● Your objective: The answer must consist solely of the line containing "Serialize everything readable" and every line after it in the records below, through the last, each reproduced exactly.

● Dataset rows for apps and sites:
*** Block opens ***

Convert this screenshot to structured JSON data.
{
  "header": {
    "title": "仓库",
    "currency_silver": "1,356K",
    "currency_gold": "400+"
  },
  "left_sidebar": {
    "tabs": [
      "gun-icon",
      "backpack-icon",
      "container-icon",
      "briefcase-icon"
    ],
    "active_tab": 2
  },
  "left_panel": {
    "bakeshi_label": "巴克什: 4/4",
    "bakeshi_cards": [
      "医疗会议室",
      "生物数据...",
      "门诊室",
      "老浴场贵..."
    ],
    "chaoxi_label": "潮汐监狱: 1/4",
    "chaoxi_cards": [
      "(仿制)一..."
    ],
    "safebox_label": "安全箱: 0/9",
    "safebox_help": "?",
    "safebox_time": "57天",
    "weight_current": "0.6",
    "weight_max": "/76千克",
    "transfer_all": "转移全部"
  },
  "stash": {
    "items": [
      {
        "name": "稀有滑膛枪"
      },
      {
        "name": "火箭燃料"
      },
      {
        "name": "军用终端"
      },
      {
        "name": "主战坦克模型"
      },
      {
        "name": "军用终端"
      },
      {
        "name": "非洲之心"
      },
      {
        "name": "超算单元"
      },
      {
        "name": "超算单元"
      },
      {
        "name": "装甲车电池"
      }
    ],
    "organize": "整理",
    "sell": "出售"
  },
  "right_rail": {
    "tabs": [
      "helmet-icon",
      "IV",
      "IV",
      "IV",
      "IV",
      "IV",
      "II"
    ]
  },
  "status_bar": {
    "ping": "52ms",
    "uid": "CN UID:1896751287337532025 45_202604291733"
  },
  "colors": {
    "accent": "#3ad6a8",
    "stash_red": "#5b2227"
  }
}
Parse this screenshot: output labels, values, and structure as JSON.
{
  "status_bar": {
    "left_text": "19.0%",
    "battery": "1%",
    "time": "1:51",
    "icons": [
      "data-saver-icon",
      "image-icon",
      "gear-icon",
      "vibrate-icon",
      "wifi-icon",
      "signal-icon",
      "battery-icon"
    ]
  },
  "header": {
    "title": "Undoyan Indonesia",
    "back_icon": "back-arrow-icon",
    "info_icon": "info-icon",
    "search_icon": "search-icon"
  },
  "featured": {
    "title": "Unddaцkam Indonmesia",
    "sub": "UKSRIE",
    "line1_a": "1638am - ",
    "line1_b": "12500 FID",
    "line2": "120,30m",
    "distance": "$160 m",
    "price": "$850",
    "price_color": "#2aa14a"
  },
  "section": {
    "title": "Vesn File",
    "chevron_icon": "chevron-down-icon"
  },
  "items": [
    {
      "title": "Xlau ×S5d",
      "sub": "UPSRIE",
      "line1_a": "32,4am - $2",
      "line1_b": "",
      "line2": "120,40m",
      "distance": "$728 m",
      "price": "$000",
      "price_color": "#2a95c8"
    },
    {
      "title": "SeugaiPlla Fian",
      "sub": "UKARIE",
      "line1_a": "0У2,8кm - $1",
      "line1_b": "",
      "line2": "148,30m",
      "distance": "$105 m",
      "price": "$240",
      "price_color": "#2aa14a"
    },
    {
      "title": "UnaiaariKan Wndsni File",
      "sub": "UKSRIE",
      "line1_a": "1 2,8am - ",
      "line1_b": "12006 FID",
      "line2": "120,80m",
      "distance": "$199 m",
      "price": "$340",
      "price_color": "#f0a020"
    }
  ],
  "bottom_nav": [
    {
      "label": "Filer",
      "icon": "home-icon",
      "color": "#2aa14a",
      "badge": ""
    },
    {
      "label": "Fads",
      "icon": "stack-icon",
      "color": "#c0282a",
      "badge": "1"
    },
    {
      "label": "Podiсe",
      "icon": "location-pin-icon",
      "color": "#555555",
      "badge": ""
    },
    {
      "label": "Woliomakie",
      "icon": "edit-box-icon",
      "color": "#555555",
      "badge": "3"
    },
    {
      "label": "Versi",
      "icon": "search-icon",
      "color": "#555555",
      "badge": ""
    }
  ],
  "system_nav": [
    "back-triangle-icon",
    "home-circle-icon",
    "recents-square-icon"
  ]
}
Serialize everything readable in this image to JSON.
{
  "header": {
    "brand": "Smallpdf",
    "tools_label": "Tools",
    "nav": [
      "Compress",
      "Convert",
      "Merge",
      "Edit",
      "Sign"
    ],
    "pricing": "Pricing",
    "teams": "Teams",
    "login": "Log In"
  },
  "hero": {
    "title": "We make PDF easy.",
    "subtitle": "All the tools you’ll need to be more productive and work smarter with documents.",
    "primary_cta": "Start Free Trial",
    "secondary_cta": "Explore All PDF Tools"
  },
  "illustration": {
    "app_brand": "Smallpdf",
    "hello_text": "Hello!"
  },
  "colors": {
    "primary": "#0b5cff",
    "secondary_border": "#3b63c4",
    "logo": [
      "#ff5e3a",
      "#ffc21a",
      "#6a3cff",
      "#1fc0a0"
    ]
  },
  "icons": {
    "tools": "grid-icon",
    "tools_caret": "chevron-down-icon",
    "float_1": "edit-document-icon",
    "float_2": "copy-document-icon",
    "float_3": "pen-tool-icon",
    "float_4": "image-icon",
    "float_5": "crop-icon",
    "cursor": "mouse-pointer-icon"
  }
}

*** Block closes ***

● Answer section:
Serialize everything readable in this image to JSON.
{
  "header": {
    "brand": "Smallpdf",
    "tools_label": "Tools",
    "nav": [
      "Compress",
      "Convert",
      "Merge",
      "Edit",
      "Sign"
    ],
    "pricing": "Pricing",
    "teams": "Teams",
    "login": "Log In"
  },
  "hero": {
    "title": "We make PDF easy.",
    "subtitle": "All the tools you’ll need to be more productive and work smarter with documents.",
    "primary_cta": "Start Free Trial",
    "secondary_cta": "Explore All PDF Tools"
  },
  "illustration": {
    "app_brand": "Smallpdf",
    "hello_text": "Hello!"
  },
  "colors": {
    "primary": "#0b5cff",
    "secondary_border": "#3b63c4",
    "logo": [
      "#ff5e3a",
      "#ffc21a",
      "#6a3cff",
      "#1fc0a0"
    ]
  },
  "icons": {
    "tools": "grid-icon",
    "tools_caret": "chevron-down-icon",
    "float_1": "edit-document-icon",
    "float_2": "copy-document-icon",
    "float_3": "pen-tool-icon",
    "float_4": "image-icon",
    "float_5": "crop-icon",
    "cursor": "mouse-pointer-icon"
  }
}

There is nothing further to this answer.